Dry-run of Make and first modifications to the data preparation scripts

Sometimes, running a workflow may take hours, or even days. That’s why make supports so-called “dry-runs”, which you can initiate by typing make -n (for NOT run).

Watch our video to understand the intuition of dry-runs.

Next, you will start to modify the scripts in this template. After all, you’re working on a template that you’re ultimately interested in modifying (e.g., putting in your own data). For each (major) modification, you need to test whether your changes to the source code were done correctly (i.e., that they didn’t break the template). Read how in the box below.


Does the workflow still run? Test whether your changes to the code were correct!

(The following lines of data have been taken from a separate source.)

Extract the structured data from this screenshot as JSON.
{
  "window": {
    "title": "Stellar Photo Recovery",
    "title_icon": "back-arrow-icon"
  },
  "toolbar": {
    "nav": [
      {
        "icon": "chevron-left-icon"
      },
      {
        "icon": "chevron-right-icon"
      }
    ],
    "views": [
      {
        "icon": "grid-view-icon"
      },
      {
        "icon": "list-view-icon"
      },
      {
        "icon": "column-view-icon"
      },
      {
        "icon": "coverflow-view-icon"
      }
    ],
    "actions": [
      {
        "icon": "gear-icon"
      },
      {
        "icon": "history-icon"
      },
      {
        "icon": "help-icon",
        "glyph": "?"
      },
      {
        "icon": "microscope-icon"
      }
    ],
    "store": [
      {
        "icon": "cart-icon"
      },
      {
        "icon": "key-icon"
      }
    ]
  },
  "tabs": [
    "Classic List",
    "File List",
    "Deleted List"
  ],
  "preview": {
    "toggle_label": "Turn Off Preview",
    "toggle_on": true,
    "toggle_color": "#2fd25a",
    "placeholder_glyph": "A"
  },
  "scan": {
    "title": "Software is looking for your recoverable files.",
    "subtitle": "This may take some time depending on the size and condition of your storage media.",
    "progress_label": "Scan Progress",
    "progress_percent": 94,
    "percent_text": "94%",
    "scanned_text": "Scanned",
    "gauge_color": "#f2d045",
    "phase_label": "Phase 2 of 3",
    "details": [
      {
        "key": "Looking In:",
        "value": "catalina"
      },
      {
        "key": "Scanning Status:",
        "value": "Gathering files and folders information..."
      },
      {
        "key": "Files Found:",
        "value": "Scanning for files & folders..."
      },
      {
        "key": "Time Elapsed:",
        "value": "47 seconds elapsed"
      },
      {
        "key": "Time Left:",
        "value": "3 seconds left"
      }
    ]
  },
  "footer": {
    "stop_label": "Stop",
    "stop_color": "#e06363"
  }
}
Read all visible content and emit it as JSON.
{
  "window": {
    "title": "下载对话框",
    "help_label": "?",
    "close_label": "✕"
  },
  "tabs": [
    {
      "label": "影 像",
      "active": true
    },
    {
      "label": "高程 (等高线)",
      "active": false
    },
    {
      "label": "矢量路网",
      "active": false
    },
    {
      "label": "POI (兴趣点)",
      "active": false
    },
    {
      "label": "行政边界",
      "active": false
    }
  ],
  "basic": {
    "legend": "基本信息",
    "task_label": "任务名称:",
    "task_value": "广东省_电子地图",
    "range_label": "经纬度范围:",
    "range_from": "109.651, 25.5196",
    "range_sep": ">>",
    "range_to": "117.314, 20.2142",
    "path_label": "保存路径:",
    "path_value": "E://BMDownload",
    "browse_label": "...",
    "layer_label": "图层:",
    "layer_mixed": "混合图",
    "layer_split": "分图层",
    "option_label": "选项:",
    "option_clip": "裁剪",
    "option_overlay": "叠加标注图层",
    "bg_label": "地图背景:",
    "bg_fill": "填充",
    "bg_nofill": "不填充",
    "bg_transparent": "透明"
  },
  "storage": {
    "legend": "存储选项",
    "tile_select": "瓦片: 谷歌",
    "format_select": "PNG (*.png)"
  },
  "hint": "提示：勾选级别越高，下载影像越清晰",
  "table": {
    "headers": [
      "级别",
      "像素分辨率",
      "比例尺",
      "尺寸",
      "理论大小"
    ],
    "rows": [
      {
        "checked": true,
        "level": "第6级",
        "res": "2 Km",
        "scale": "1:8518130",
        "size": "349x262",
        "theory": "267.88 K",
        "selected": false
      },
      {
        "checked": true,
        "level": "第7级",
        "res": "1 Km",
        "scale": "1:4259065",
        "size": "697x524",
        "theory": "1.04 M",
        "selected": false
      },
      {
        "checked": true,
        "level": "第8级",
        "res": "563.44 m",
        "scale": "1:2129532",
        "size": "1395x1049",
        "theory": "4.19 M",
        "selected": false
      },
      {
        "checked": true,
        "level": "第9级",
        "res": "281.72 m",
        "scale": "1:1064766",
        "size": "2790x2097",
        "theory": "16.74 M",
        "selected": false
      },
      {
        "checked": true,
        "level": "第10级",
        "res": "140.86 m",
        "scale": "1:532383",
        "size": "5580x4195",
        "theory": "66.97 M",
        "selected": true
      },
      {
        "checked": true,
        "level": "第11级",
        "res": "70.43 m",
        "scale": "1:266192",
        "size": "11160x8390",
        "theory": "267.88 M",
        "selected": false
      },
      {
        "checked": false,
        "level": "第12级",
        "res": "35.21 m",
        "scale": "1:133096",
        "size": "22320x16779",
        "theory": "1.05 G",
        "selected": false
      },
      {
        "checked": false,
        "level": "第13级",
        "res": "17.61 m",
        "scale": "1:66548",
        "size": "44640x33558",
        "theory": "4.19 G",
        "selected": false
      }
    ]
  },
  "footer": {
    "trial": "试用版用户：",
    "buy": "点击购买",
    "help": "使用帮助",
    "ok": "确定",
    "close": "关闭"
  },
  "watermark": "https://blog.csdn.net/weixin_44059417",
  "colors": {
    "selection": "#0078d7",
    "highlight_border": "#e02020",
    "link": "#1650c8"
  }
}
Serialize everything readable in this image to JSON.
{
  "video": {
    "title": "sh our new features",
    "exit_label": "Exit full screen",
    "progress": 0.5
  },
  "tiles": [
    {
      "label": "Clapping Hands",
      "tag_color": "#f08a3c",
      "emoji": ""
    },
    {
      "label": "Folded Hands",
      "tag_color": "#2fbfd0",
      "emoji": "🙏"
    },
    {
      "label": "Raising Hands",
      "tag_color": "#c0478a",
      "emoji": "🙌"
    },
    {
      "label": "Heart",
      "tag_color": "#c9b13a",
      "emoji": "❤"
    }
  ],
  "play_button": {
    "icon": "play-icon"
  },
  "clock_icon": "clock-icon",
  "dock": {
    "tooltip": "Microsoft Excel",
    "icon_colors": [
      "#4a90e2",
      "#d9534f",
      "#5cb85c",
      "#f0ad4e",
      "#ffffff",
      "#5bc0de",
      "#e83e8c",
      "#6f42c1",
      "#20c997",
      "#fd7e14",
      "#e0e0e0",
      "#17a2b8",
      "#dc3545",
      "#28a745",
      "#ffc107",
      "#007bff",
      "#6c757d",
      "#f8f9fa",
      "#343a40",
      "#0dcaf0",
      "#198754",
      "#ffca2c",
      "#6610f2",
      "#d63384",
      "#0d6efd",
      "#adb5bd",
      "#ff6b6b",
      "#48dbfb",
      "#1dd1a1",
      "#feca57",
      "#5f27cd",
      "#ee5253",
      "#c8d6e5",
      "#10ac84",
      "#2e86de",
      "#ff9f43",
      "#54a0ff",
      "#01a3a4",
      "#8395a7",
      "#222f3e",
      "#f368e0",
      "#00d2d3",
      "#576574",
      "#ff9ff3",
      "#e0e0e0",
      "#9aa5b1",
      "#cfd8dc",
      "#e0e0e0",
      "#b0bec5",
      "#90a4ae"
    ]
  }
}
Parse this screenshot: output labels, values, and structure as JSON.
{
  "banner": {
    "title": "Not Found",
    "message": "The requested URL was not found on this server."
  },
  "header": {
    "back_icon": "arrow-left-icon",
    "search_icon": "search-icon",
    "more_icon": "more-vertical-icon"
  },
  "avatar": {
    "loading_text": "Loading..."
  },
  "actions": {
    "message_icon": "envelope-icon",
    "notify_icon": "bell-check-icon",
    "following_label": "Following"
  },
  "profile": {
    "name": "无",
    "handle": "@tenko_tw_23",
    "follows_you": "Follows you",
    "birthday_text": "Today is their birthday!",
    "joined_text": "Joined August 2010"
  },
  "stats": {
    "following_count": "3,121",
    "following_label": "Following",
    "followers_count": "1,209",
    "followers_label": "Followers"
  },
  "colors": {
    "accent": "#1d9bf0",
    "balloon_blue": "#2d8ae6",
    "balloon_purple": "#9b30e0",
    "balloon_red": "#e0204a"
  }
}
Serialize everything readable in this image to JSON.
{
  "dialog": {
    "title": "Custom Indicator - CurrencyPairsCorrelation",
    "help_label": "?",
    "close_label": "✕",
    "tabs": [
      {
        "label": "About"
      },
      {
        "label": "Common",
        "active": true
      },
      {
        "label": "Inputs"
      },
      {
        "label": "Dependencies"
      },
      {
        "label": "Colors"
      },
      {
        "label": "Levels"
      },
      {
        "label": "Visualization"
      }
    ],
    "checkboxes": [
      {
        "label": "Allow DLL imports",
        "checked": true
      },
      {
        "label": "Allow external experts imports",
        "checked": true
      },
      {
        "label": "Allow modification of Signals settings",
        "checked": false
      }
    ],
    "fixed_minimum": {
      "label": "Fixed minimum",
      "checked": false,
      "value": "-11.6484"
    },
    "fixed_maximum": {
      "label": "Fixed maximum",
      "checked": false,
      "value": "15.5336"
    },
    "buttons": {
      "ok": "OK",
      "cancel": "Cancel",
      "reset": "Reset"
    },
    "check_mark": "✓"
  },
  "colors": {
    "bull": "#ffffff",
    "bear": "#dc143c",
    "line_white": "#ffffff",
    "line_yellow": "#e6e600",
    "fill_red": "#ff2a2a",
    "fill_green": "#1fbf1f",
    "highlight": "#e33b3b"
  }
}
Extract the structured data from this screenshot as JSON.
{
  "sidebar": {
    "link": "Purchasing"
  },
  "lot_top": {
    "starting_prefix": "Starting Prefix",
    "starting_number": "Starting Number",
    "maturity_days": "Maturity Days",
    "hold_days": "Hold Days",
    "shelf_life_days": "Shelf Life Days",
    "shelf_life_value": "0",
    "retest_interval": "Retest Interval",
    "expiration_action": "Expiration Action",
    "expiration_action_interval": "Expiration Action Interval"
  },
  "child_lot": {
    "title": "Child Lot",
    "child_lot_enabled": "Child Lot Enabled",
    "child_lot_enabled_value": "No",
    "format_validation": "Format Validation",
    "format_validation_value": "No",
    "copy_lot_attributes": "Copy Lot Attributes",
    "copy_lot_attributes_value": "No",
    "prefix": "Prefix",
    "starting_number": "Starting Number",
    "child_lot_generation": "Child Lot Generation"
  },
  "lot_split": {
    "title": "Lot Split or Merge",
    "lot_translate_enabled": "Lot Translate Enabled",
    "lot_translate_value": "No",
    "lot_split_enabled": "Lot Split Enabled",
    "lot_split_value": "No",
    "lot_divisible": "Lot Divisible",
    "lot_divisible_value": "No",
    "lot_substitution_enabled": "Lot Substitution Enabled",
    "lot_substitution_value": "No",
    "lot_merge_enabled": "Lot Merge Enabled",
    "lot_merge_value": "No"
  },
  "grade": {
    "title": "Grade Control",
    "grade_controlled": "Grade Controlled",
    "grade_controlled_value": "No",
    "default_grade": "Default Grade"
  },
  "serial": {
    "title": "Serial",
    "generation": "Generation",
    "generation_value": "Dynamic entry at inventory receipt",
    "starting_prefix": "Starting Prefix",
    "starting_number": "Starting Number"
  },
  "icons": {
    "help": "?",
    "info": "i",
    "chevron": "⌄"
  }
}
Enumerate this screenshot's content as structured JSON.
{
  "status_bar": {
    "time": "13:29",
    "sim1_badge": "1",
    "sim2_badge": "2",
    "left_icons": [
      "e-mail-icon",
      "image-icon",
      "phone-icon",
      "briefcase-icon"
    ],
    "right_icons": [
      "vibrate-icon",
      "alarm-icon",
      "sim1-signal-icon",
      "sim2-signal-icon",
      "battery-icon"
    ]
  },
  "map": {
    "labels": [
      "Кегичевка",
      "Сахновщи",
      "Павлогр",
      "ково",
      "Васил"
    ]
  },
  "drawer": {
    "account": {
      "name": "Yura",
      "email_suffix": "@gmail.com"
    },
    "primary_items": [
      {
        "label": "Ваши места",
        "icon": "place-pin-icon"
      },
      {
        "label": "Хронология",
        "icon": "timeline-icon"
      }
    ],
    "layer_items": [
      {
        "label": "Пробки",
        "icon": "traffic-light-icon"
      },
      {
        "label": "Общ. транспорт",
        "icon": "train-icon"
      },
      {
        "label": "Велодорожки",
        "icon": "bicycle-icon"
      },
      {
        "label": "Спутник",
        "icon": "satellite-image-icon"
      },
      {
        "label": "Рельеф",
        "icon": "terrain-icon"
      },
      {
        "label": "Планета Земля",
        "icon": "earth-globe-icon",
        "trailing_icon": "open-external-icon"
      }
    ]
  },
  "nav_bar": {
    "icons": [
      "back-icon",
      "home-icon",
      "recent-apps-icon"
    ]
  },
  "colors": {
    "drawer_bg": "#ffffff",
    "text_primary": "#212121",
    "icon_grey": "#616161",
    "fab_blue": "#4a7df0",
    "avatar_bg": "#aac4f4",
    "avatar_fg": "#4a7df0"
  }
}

  • Typically, after every (major) modification to the source code, you should test whether changes to the code were done correctly.
  • In the past, we’ve seen many students trying to change the entire template at once, only to find out later that even the first modification wasn’t correct. The key really is to take it slowly, step-by-step.
  • We advocate two ways how you could test your changes (“does the project still work?"):
    • If you’re really unsure about your changes to the code, it’s best to open the relevant source file in Spyder first (or any other Python interface), and try running (parts of) it there. The benefit is that you can start playing around with bits of the code, and also have a way to access objects directly for debugging.
    • If you have a certain level of confidence that your modifications were successful, you can directly try running make in your project directory. That way, you’re running the entire workflow again, and you can check how far make gets (e.g., whether it completes, or whether it crashes).

Now, you’re ready to work on the practice questions. Enjoy!

Practice questions and answers

  1. Let’s start modifying our workflow a little bit! For example, instead of parsing only the first 1000 lines (which we did to prototype our scripts - a useful thing you should try to remember!), let’s now parse the first 2000 lines, and then remove the prototyping condition altogether! When done, run make to check whether your workflow works as intended. Hint: check parse.py for the code!

Using counters

  • In parse.py, we make use of a “counting variable”, called cnt. We set this variable to 0 at the beginning of the script, and then increment it with 1 every time we parse a JSON object (cnt+=1 is the same as cnt = cnt + 1).
  • That way, for each iteration of our loop, we exactly know how many objects we have already parsed!
  • Ultimately, we are using this variable to abort the loop when we have parsed 1000 objects (we consider this a reasonable amount of tweets to parse for a “prototype”).
  • Next to prototyping, counters are very useful for diagnosing errors. For example, your parsing script may crash while parsing, and then the value of cnt will show you at which object this error happened. That way, you directly know with which data you need to start debugging your code.
  1. Let’s now also add the username of the Twitter user to the parsed CSV file. Again, check parse.py for the code on how to extract attributes form the JSON Twitter data. When done, run make to check whether your workflow works as intended. Hint: use the attribute .get('user').get('screen_name').

Watch the solutions here